# What you are asked to do:
Every line below must be given again exactly.

# Data to examine:
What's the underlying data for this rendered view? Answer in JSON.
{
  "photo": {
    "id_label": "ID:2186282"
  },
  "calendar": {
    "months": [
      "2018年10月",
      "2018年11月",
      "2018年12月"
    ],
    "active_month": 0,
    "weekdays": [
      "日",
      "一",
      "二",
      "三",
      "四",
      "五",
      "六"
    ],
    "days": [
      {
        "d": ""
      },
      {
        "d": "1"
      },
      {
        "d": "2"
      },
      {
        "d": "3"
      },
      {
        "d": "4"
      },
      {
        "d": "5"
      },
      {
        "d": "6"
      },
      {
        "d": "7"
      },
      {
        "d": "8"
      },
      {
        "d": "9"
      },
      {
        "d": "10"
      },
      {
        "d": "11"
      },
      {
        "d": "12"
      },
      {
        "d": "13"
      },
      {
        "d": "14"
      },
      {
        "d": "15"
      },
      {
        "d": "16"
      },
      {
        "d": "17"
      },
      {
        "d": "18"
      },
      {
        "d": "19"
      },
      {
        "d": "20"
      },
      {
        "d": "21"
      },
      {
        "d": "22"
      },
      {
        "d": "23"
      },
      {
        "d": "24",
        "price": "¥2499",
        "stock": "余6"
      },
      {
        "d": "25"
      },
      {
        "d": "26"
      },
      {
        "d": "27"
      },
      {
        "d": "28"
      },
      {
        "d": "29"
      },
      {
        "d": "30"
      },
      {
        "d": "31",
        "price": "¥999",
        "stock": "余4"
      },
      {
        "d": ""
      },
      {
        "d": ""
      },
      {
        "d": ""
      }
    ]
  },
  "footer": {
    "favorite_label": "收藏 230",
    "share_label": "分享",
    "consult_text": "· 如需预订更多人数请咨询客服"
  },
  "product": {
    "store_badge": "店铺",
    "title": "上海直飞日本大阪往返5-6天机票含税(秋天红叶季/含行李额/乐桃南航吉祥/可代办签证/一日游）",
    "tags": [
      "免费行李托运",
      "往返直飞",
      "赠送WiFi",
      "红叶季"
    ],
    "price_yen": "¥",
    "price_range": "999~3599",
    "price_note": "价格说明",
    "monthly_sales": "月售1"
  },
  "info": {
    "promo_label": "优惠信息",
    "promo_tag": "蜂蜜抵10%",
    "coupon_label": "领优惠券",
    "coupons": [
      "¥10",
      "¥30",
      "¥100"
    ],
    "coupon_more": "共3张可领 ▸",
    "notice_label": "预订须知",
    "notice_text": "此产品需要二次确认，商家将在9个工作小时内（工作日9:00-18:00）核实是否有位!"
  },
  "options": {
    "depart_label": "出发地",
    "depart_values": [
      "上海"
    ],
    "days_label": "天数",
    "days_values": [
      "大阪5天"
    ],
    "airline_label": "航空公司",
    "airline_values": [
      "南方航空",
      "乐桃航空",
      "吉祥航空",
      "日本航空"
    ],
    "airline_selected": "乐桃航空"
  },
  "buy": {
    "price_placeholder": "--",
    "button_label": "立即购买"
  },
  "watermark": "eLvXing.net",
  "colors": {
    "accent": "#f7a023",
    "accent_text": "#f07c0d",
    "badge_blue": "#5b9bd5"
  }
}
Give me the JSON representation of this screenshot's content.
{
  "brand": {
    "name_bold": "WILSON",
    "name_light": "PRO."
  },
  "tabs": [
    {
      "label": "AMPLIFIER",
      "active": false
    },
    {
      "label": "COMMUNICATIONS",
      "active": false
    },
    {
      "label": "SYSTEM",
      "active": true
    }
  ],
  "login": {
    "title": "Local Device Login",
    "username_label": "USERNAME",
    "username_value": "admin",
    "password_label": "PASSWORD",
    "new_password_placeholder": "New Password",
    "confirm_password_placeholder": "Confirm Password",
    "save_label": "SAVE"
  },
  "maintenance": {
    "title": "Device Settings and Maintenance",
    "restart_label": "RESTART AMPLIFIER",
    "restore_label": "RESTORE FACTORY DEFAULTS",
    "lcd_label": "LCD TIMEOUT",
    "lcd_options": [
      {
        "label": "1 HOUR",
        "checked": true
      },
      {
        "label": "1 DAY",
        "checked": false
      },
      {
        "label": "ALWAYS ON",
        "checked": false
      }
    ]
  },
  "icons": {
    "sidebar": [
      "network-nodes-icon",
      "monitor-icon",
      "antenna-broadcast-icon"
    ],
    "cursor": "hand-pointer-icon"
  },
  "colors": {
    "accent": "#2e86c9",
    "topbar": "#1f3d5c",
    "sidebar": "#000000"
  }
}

# Solution below:
What's the underlying data for this rendered view? Answer in JSON.
{
  "photo": {
    "id_label": "ID:2186282"
  },
  "calendar": {
    "months": [
      "2018年10月",
      "2018年11月",
      "2018年12月"
    ],
    "active_month": 0,
    "weekdays": [
      "日",
      "一",
      "二",
      "三",
      "四",
      "五",
      "六"
    ],
    "days": [
      {
        "d": ""
      },
      {
        "d": "1"
      },
      {
        "d": "2"
      },
      {
        "d": "3"
      },
      {
        "d": "4"
      },
      {
        "d": "5"
      },
      {
        "d": "6"
      },
      {
        "d": "7"
      },
      {
        "d": "8"
      },
      {
        "d": "9"
      },
      {
        "d": "10"
      },
      {
        "d": "11"
      },
      {
        "d": "12"
      },
      {
        "d": "13"
      },
      {
        "d": "14"
      },
      {
        "d": "15"
      },
      {
        "d": "16"
      },
      {
        "d": "17"
      },
      {
        "d": "18"
      },
      {
        "d": "19"
      },
      {
        "d": "20"
      },
      {
        "d": "21"
      },
      {
        "d": "22"
      },
      {
        "d": "23"
      },
      {
        "d": "24",
        "price": "¥2499",
        "stock": "余6"
      },
      {
        "d": "25"
      },
      {
        "d": "26"
      },
      {
        "d": "27"
      },
      {
        "d": "28"
      },
      {
        "d": "29"
      },
      {
        "d": "30"
      },
      {
        "d": "31",
        "price": "¥999",
        "stock": "余4"
      },
      {
        "d": ""
      },
      {
        "d": ""
      },
      {
        "d": ""
      }
    ]
  },
  "footer": {
    "favorite_label": "收藏 230",
    "share_label": "分享",
    "consult_text": "· 如需预订更多人数请咨询客服"
  },
  "product": {
    "store_badge": "店铺",
    "title": "上海直飞日本大阪往返5-6天机票含税(秋天红叶季/含行李额/乐桃南航吉祥/可代办签证/一日游）",
    "tags": [
      "免费行李托运",
      "往返直飞",
      "赠送WiFi",
      "红叶季"
    ],
    "price_yen": "¥",
    "price_range": "999~3599",
    "price_note": "价格说明",
    "monthly_sales": "月售1"
  },
  "info": {
    "promo_label": "优惠信息",
    "promo_tag": "蜂蜜抵10%",
    "coupon_label": "领优惠券",
    "coupons": [
      "¥10",
      "¥30",
      "¥100"
    ],
    "coupon_more": "共3张可领 ▸",
    "notice_label": "预订须知",
    "notice_text": "此产品需要二次确认，商家将在9个工作小时内（工作日9:00-18:00）核实是否有位!"
  },
  "options": {
    "depart_label": "出发地",
    "depart_values": [
      "上海"
    ],
    "days_label": "天数",
    "days_values": [
      "大阪5天"
    ],
    "airline_label": "航空公司",
    "airline_values": [
      "南方航空",
      "乐桃航空",
      "吉祥航空",
      "日本航空"
    ],
    "airline_selected": "乐桃航空"
  },
  "buy": {
    "price_placeholder": "--",
    "button_label": "立即购买"
  },
  "watermark": "eLvXing.net",
  "colors": {
    "accent": "#f7a023",
    "accent_text": "#f07c0d",
    "badge_blue": "#5b9bd5"
  }
}
Give me the JSON representation of this screenshot's content.
{
  "brand": {
    "name_bold": "WILSON",
    "name_light": "PRO."
  },
  "tabs": [
    {
      "label": "AMPLIFIER",
      "active": false
    },
    {
      "label": "COMMUNICATIONS",
      "active": false
    },
    {
      "label": "SYSTEM",
      "active": true
    }
  ],
  "login": {
    "title": "Local Device Login",
    "username_label": "USERNAME",
    "username_value": "admin",
    "password_label": "PASSWORD",
    "new_password_placeholder": "New Password",
    "confirm_password_placeholder": "Confirm Password",
    "save_label": "SAVE"
  },
  "maintenance": {
    "title": "Device Settings and Maintenance",
    "restart_label": "RESTART AMPLIFIER",
    "restore_label": "RESTORE FACTORY DEFAULTS",
    "lcd_label": "LCD TIMEOUT",
    "lcd_options": [
      {
        "label": "1 HOUR",
        "checked": true
      },
      {
        "label": "1 DAY",
        "checked": false
      },
      {
        "label": "ALWAYS ON",
        "checked": false
      }
    ]
  },
  "icons": {
    "sidebar": [
      "network-nodes-icon",
      "monitor-icon",
      "antenna-broadcast-icon"
    ],
    "cursor": "hand-pointer-icon"
  },
  "colors": {
    "accent": "#2e86c9",
    "topbar": "#1f3d5c",
    "sidebar": "#000000"
  }
}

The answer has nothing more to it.